# [EXERCISE DIRECTIONS]
Retyping all the entries exactly is the whole task.

# [DATA FOR REVIEW]
######

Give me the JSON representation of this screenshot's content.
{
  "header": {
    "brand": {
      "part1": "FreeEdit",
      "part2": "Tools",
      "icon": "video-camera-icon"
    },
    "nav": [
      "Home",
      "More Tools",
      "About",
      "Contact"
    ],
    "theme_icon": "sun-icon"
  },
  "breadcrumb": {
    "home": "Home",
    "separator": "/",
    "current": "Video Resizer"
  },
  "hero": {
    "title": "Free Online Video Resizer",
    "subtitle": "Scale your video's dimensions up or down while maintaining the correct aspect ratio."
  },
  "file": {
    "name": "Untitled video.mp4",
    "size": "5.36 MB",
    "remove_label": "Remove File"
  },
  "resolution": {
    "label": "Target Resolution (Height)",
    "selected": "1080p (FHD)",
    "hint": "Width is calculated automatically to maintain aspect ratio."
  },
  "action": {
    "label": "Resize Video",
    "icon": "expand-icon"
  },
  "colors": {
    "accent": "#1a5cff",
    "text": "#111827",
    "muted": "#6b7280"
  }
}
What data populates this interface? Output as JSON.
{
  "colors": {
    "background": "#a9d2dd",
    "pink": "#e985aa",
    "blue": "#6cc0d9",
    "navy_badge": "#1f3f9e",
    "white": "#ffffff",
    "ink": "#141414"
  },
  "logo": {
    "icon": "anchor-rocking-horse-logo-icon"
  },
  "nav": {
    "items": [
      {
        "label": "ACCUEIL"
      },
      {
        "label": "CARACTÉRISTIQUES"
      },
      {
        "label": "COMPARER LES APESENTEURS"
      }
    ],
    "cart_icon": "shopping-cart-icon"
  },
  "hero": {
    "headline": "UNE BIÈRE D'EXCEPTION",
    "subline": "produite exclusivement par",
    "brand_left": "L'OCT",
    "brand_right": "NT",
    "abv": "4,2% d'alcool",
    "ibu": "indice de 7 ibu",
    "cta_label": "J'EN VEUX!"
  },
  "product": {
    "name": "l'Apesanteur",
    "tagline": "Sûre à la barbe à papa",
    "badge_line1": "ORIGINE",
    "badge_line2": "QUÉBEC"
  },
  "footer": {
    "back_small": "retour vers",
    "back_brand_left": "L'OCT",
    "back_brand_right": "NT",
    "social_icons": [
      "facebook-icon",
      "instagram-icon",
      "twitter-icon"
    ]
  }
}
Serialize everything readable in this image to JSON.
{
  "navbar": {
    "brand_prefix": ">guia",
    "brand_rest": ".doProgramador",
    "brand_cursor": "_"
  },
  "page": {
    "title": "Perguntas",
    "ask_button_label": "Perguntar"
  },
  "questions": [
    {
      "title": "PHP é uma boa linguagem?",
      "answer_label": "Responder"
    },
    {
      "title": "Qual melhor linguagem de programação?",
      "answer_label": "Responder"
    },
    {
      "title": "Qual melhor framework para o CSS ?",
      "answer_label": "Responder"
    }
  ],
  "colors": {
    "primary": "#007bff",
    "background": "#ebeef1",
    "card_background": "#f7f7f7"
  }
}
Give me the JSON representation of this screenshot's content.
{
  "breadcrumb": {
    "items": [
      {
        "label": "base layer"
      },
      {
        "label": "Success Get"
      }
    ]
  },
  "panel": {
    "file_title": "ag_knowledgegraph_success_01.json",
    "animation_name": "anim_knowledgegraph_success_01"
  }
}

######

# [FINAL ANSWER]
Give me the JSON representation of this screenshot's content.
{
  "header": {
    "brand": {
      "part1": "FreeEdit",
      "part2": "Tools",
      "icon": "video-camera-icon"
    },
    "nav": [
      "Home",
      "More Tools",
      "About",
      "Contact"
    ],
    "theme_icon": "sun-icon"
  },
  "breadcrumb": {
    "home": "Home",
    "separator": "/",
    "current": "Video Resizer"
  },
  "hero": {
    "title": "Free Online Video Resizer",
    "subtitle": "Scale your video's dimensions up or down while maintaining the correct aspect ratio."
  },
  "file": {
    "name": "Untitled video.mp4",
    "size": "5.36 MB",
    "remove_label": "Remove File"
  },
  "resolution": {
    "label": "Target Resolution (Height)",
    "selected": "1080p (FHD)",
    "hint": "Width is calculated automatically to maintain aspect ratio."
  },
  "action": {
    "label": "Resize Video",
    "icon": "expand-icon"
  },
  "colors": {
    "accent": "#1a5cff",
    "text": "#111827",
    "muted": "#6b7280"
  }
}
What data populates this interface? Output as JSON.
{
  "colors": {
    "background": "#a9d2dd",
    "pink": "#e985aa",
    "blue": "#6cc0d9",
    "navy_badge": "#1f3f9e",
    "white": "#ffffff",
    "ink": "#141414"
  },
  "logo": {
    "icon": "anchor-rocking-horse-logo-icon"
  },
  "nav": {
    "items": [
      {
        "label": "ACCUEIL"
      },
      {
        "label": "CARACTÉRISTIQUES"
      },
      {
        "label": "COMPARER LES APESENTEURS"
      }
    ],
    "cart_icon": "shopping-cart-icon"
  },
  "hero": {
    "headline": "UNE BIÈRE D'EXCEPTION",
    "subline": "produite exclusivement par",
    "brand_left": "L'OCT",
    "brand_right": "NT",
    "abv": "4,2% d'alcool",
    "ibu": "indice de 7 ibu",
    "cta_label": "J'EN VEUX!"
  },
  "product": {
    "name": "l'Apesanteur",
    "tagline": "Sûre à la barbe à papa",
    "badge_line1": "ORIGINE",
    "badge_line2": "QUÉBEC"
  },
  "footer": {
    "back_small": "retour vers",
    "back_brand_left": "L'OCT",
    "back_brand_right": "NT",
    "social_icons": [
      "facebook-icon",
      "instagram-icon",
      "twitter-icon"
    ]
  }
}
Serialize everything readable in this image to JSON.
{
  "navbar": {
    "brand_prefix": ">guia",
    "brand_rest": ".doProgramador",
    "brand_cursor": "_"
  },
  "page": {
    "title": "Perguntas",
    "ask_button_label": "Perguntar"
  },
  "questions": [
    {
      "title": "PHP é uma boa linguagem?",
      "answer_label": "Responder"
    },
    {
      "title": "Qual melhor linguagem de programação?",
      "answer_label": "Responder"
    },
    {
      "title": "Qual melhor framework para o CSS ?",
      "answer_label": "Responder"
    }
  ],
  "colors": {
    "primary": "#007bff",
    "background": "#ebeef1",
    "card_background": "#f7f7f7"
  }
}
Give me the JSON representation of this screenshot's content.
{
  "breadcrumb": {
    "items": [
      {
        "label": "base layer"
      },
      {
        "label": "Success Get"
      }
    ]
  },
  "panel": {
    "file_title": "ag_knowledgegraph_success_01.json",
    "animation_name": "anim_knowledgegraph_success_01"
  }
}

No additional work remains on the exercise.